In the history of the United States, 46 women have held the ear of the President and the title of First Lady. These powerful women carried the position with dignity and a ferocious will to better the country and it’s people. Take a look back at the significant women who changed the face of the nation and helped form the country we know and love.
Jacqueline KennedyKnown for her regal appearance, Jackie Kennedy became an icon of the 1960s. American’s loved her modern fashion choices making her a fresh and young face for the White House.
Betty FordBetty Ford became a strong voice for the White House and equal rights making her a favorite for women around the country. She was never afraid to raise awareness for breast cancer and discuss her experiences with psychiatric treatments.
Nancy ReaganNancy Regan is one of the most important first ladies of the 20th century. She famously headed “Just Say No,” which revolutionized the anti-drug campaign in America.
Laura Bush was known for her strong connection with America’s schools and her support of the Afghan people after the 9/11 attacks.
Hillary ClintonHillary Clinton has become an iconic image representing strong women in politics. She had the ear of her husband throughout his presidency and moved on to become a New York Senator, Secretary of State, and the head of National Health Care Reform.
Rosalynn Carter was one of her husband’s closest advisors and she changed the role of the first lady by sitting in on cabinet meetings. Her work eventually led her to become an honorary member of the president’s Commission on Mental Health.
Michelle Obama has made a mark in history as the first African-American woman to hold the title. Her time in the White House has been defined by her work with obesity and struggling military families.
Eleanor Roosevelt created the mold for an influential and active first lady. She was one of the first women to use the position as a force to make significant changes in the country. She was a strong advocate for the new deal, civil rights, and rights for women.
To this day, Edith Wilson is considered one of the most powerful first ladies to live in the White House. After her husband sustained a stroke in office, she took control of his schedule and anything that came to his desk.
Caroline Harrison played a major role in creating the iconic aesthetic of the White House. She painted the china set, erected the first Christmas tree, and added electricity and plumbing. But, she also took on the role of a brave women’s rights advocated and became a member of the Daughters of the Revolution.
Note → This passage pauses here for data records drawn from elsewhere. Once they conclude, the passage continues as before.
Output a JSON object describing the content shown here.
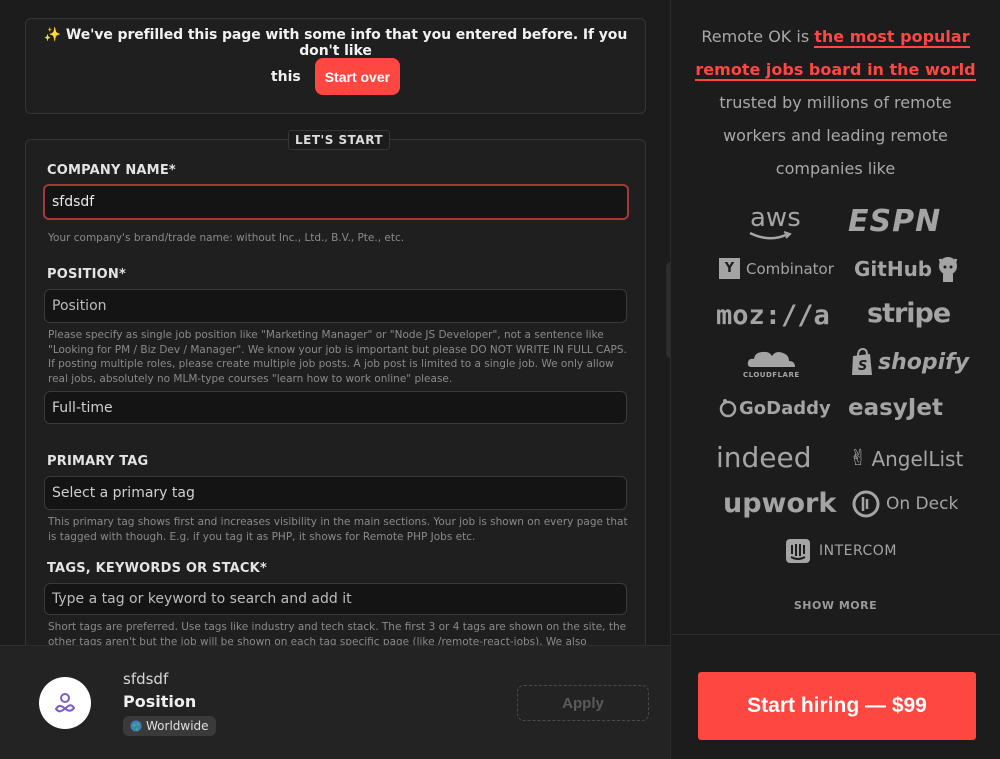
{
  "prefill": {
    "sparkle": "✨",
    "text_line1": "We've prefilled this page with some info that you entered before. If you don't like",
    "text_line2": "this",
    "start_over": "Start over"
  },
  "form": {
    "section_legend": "LET'S START",
    "company": {
      "label": "COMPANY NAME*",
      "value": "sfdsdf",
      "help": "Your company's brand/trade name: without Inc., Ltd., B.V., Pte., etc."
    },
    "position": {
      "label": "POSITION*",
      "placeholder": "Position",
      "help": "Please specify as single job position like \"Marketing Manager\" or \"Node JS Developer\", not a sentence like \"Looking for PM / Biz Dev / Manager\". We know your job is important but please DO NOT WRITE IN FULL CAPS. If posting multiple roles, please create multiple job posts. A job post is limited to a single job. We only allow real jobs, absolutely no MLM-type courses \"learn how to work online\" please."
    },
    "employment_type": {
      "value": "Full-time"
    },
    "primary_tag": {
      "label": "PRIMARY TAG",
      "placeholder": "Select a primary tag",
      "help": "This primary tag shows first and increases visibility in the main sections. Your job is shown on every page that is tagged with though. E.g. if you tag it as PHP, it shows for Remote PHP Jobs etc."
    },
    "tags": {
      "label": "TAGS, KEYWORDS OR STACK*",
      "placeholder": "Type a tag or keyword to search and add it",
      "help": "Short tags are preferred. Use tags like industry and tech stack. The first 3 or 4 tags are shown on the site, the other tags aren't but the job will be shown on each tag specific page (like /remote-react-jobs). We also sometimes generate tags"
    }
  },
  "sidebar": {
    "intro_before": "Remote OK is",
    "intro_highlight_1": "the most popular",
    "intro_highlight_2": "remote jobs board in the world",
    "intro_after_1": "trusted by millions of remote",
    "intro_after_2": "workers and leading remote",
    "intro_after_3": "companies like",
    "logos": [
      "aws",
      "ESPN",
      "Combinator",
      "GitHub",
      "moz://a",
      "stripe",
      "CLOUDFLARE",
      "shopify",
      "GoDaddy",
      "easyJet",
      "indeed",
      "AngelList",
      "upwork",
      "On Deck",
      "INTERCOM"
    ],
    "logo_y_mark": "Y",
    "show_more": "SHOW MORE",
    "hire_button": "Start hiring — $99"
  },
  "preview": {
    "company": "sfdsdf",
    "position": "Position",
    "location_icon": "globe-icon",
    "location": "Worldwide",
    "apply": "Apply"
  }
}
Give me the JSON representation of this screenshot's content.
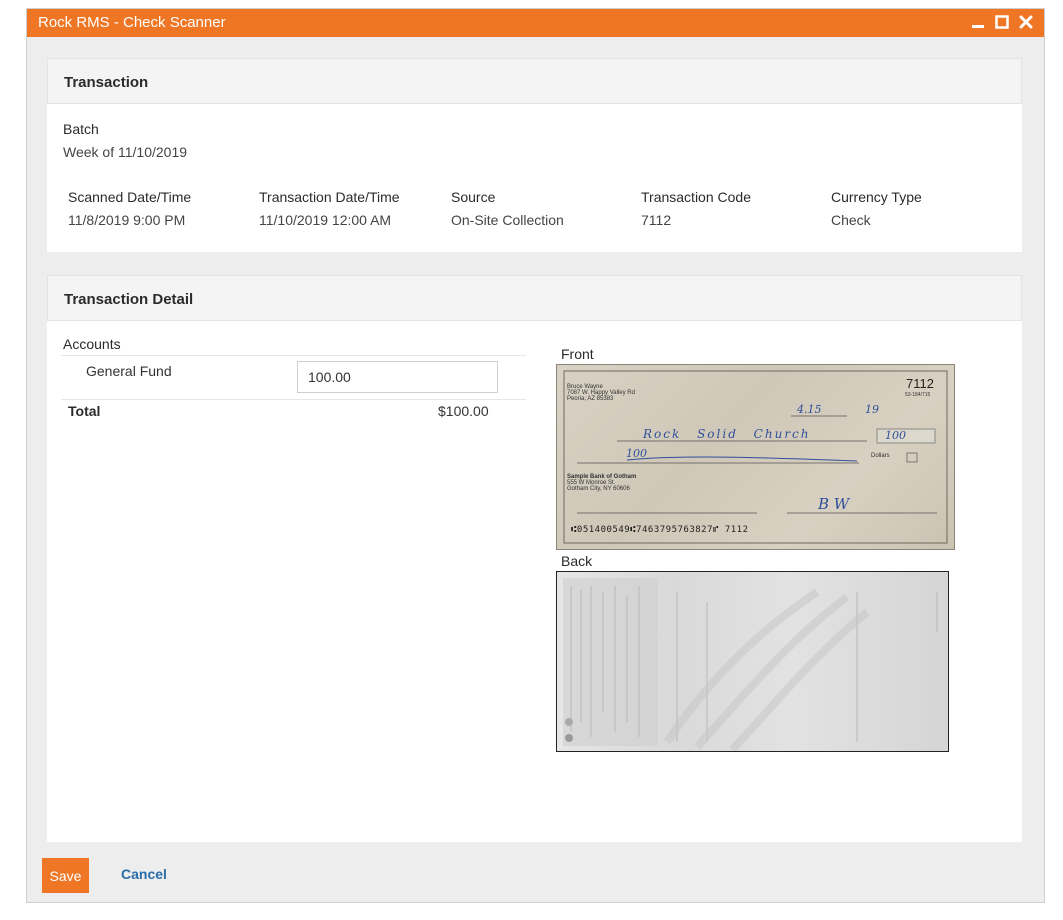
{
  "window": {
    "title": "Rock RMS - Check Scanner"
  },
  "transaction": {
    "heading": "Transaction",
    "batch_label": "Batch",
    "batch_value": "Week of 11/10/2019",
    "fields": [
      {
        "label": "Scanned Date/Time",
        "value": "11/8/2019 9:00 PM"
      },
      {
        "label": "Transaction Date/Time",
        "value": "11/10/2019 12:00 AM"
      },
      {
        "label": "Source",
        "value": "On-Site Collection"
      },
      {
        "label": "Transaction Code",
        "value": "7112"
      },
      {
        "label": "Currency Type",
        "value": "Check"
      }
    ]
  },
  "detail": {
    "heading": "Transaction Detail",
    "accounts_label": "Accounts",
    "account_name": "General Fund",
    "account_amount": "100.00",
    "total_label": "Total",
    "total_value": "$100.00",
    "front_label": "Front",
    "back_label": "Back"
  },
  "check_image": {
    "payer_name": "Bruce Wayne",
    "payer_address1": "7087 W. Happy Valley Rd",
    "payer_address2": "Peoria, AZ 85383",
    "check_number": "7112",
    "routing_fraction": "53-184/715",
    "date_written": "4.15",
    "date_year": "19",
    "payee_written": "Rock Solid Church",
    "amount_written": "100",
    "amount_words": "100",
    "dollars_text": "Dollars",
    "bank_name": "Sample Bank of Gotham",
    "bank_address1": "555 W Monroe St.",
    "bank_address2": "Gotham City, NY 60606",
    "signature": "B W",
    "micr": "⑆051400549⑆7463795763827⑈ 7112"
  },
  "actions": {
    "save_label": "Save",
    "cancel_label": "Cancel"
  },
  "colors": {
    "accent": "#ee7624",
    "link": "#2a6da8",
    "panel_header": "#f4f4f4",
    "page_bg": "#ededed"
  }
}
As the wife of the first President of the United States, Martha played a significant role in the history of the White House. She eventually became an iconic face for needy and injured veterans of the Revolutionary War.
Dolly Madison was one of the original first ladies to become a political voice in the White House. She is known for using her social events to embrace bipartisanship and lobbying.
Sarh PolkSarah Polk was a highly intelligent first lady that regularly helped her husband with speeches and policy. She regularly consulted with Dolly Madison and was known for entertaining both sides of the Civil War.
Mary Lincoln was a well-educated first lady that helped support her husband and the Union; even though she had family in the Confederate Army. She joins other first women who tragically lost their husbands in office.
Frances became the youngest first lady when she entered the White House at age 21. She was immediately a popular face in Washington, DC and held weekly receptions and would invite local working women.
Harding was a strong voice for women during the depression and is known for cutting sugar in the White House when it became too expensive for the average person.
Edith Roosevelt mastered the office of the First Lady by keeping her husband in touch with important current events and causes. She also played a major role in designing the East Wing of the White House.
Lady Bird Johnson
Lady Bird Johnson became highly active in the Civil Rights movement and helped legislate the 1964 Civil Rights Act. Her policies and involvement eventually led her to a role on the National Park Board.
Abigail Adams was perhaps the strongest voice for women and education in the 18th She’s best known for the letter that she wrote to her husband asking him to “remember the ladies.”
Mamie was beloved for her frequent parties with foreign notables, which helped the U.S. create strong relationships with the world. She was also known for her confidence and beautiful outfits.
Barbara Bush was known for her down to earth style that required little need for expensive clothes and presidential perks. She took on her role as first lady by supporting Family Literacy.
Grace Coolidge was known for guiding her husband through the presidency as a confident face to help him with his shy nature. Her outgoing personality made her an immensely popular hostess for politicians and foreign dignitaries.